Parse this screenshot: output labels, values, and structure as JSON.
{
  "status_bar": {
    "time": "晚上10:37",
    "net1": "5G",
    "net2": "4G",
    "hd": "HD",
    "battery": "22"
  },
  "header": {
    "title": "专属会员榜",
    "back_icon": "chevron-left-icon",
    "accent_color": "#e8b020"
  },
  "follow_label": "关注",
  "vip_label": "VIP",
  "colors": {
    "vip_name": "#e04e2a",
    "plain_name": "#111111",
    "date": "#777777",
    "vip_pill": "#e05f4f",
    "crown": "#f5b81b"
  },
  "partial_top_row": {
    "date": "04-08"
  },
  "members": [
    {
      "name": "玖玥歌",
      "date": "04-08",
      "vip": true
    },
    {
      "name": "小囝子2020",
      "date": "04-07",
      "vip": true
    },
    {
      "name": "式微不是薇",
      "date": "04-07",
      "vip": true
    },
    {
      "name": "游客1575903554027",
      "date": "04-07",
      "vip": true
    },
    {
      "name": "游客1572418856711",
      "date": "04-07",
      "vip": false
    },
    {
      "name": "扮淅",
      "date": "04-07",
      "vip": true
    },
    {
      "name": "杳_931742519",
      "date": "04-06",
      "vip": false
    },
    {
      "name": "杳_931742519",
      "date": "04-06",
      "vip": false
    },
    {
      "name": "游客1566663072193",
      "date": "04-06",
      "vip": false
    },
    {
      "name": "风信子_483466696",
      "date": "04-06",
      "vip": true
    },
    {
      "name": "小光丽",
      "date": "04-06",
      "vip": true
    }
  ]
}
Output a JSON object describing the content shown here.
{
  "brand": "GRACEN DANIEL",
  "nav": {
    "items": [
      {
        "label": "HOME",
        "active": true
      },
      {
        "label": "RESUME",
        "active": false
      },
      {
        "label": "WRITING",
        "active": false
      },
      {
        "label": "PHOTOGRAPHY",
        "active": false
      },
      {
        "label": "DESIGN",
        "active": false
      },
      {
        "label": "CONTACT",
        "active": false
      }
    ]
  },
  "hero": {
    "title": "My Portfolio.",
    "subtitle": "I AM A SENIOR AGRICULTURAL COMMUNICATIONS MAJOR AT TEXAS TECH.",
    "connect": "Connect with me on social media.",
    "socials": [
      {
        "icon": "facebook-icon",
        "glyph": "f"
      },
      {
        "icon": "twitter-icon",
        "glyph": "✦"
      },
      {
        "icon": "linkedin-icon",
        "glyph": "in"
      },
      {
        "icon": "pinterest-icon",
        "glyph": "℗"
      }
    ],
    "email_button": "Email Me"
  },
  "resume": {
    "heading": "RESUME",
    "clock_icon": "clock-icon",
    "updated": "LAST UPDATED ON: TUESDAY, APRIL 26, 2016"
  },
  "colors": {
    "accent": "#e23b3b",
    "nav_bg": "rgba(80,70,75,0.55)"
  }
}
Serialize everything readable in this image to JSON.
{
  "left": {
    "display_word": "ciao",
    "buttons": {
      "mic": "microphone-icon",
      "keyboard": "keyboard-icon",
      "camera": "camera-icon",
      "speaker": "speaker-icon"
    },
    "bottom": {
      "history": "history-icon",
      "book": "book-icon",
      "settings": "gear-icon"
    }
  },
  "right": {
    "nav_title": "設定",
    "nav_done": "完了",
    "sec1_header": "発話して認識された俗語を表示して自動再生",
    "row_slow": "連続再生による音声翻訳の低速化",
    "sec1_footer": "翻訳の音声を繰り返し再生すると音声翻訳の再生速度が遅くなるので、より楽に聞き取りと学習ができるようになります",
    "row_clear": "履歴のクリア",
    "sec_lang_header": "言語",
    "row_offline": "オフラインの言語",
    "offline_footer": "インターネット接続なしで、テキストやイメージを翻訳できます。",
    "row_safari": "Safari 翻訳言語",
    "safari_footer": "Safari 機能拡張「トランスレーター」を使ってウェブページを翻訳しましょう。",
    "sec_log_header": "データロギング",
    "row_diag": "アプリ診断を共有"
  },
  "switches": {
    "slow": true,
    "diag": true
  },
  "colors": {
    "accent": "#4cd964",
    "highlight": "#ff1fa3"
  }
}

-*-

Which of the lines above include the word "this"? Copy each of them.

Parse this screenshot: output labels, values, and structure as JSON.
Serialize everything readable in this image to JSON.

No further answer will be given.